ACTIVITY – Collect every line below that contains the word "each".

DATA FOR PROCESSING –
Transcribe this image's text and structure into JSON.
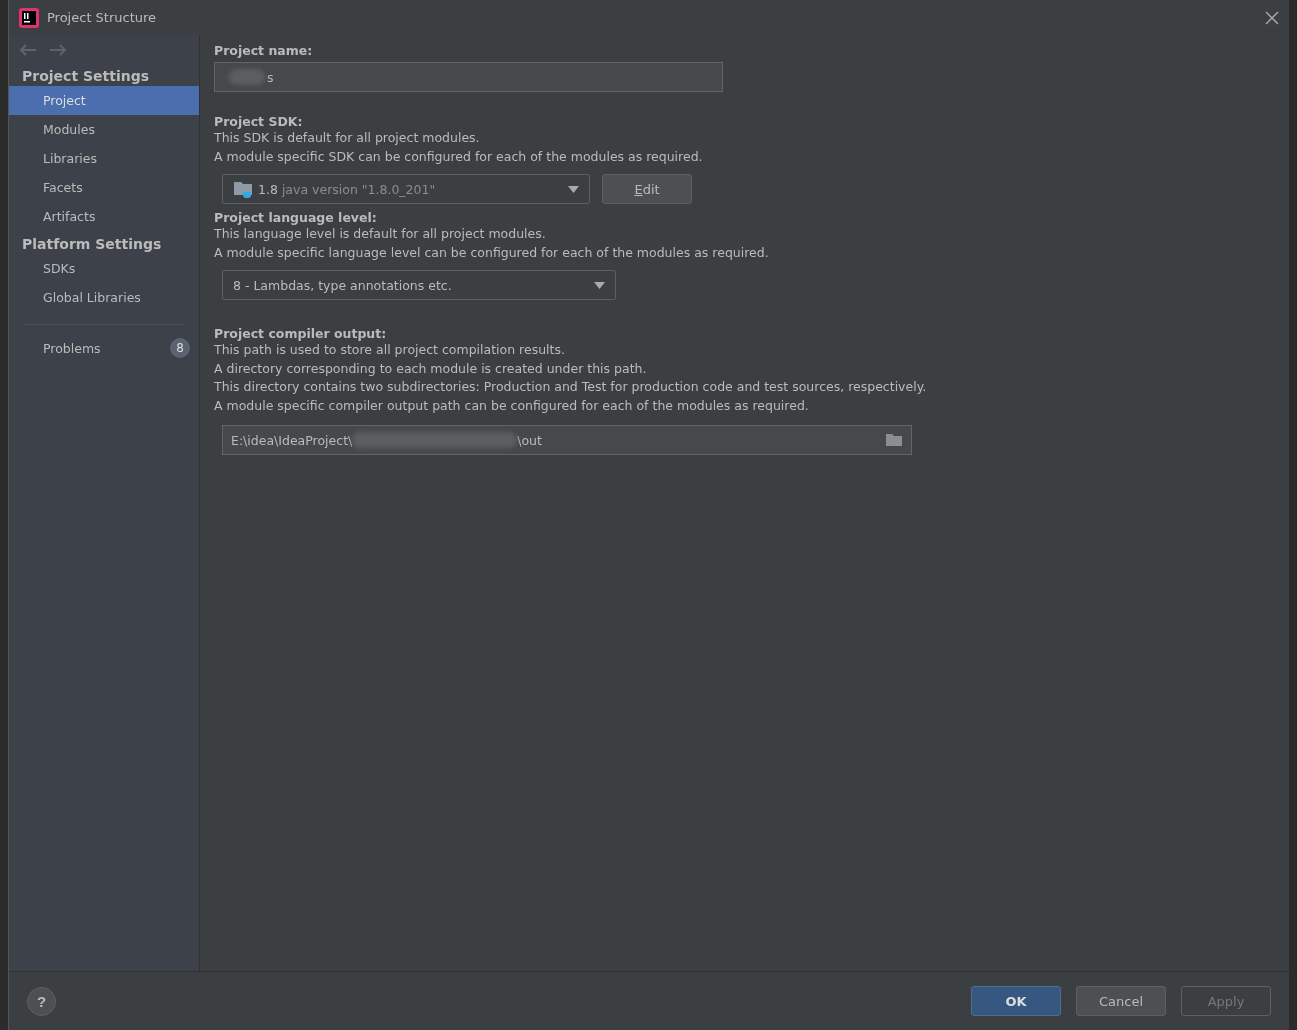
{
  "window": {
    "title": "Project Structure"
  },
  "sidebar": {
    "groups": [
      {
        "title": "Project Settings",
        "items": [
          {
            "label": "Project",
            "selected": true
          },
          {
            "label": "Modules",
            "selected": false
          },
          {
            "label": "Libraries",
            "selected": false
          },
          {
            "label": "Facets",
            "selected": false
          },
          {
            "label": "Artifacts",
            "selected": false
          }
        ]
      },
      {
        "title": "Platform Settings",
        "items": [
          {
            "label": "SDKs",
            "selected": false
          },
          {
            "label": "Global Libraries",
            "selected": false
          }
        ]
      }
    ],
    "problems": {
      "label": "Problems",
      "count": "8"
    }
  },
  "project_name": {
    "label": "Project name:",
    "value_end": "s"
  },
  "project_sdk": {
    "label": "Project SDK:",
    "lines": [
      "This SDK is default for all project modules.",
      "A module specific SDK can be configured for each of the modules as required."
    ],
    "version": "1.8",
    "detail": "java version \"1.8.0_201\"",
    "edit_button": "Edit"
  },
  "language_level": {
    "label": "Project language level:",
    "lines": [
      "This language level is default for all project modules.",
      "A module specific language level can be configured for each of the modules as required."
    ],
    "value": "8 - Lambdas, type annotations etc."
  },
  "compiler_output": {
    "label": "Project compiler output:",
    "lines": [
      "This path is used to store all project compilation results.",
      "A directory corresponding to each module is created under this path.",
      "This directory contains two subdirectories: Production and Test for production code and test sources, respectively.",
      "A module specific compiler output path can be configured for each of the modules as required."
    ],
    "path_start": "E:\\idea\\IdeaProject\\",
    "path_end": "\\out"
  },
  "help_button": "?",
  "buttons": [
    {
      "label": "OK",
      "kind": "default",
      "disabled": false
    },
    {
      "label": "Cancel",
      "kind": "normal",
      "disabled": false
    },
    {
      "label": "Apply",
      "kind": "normal",
      "disabled": true
    }
  ]
}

TASK SOLUTION –
      "A module specific SDK can be configured for each of the modules as required."
      "A module specific language level can be configured for each of the modules as required."
      "A directory corresponding to each module is created under this path.",
      "A module specific compiler output path can be configured for each of the modules as required."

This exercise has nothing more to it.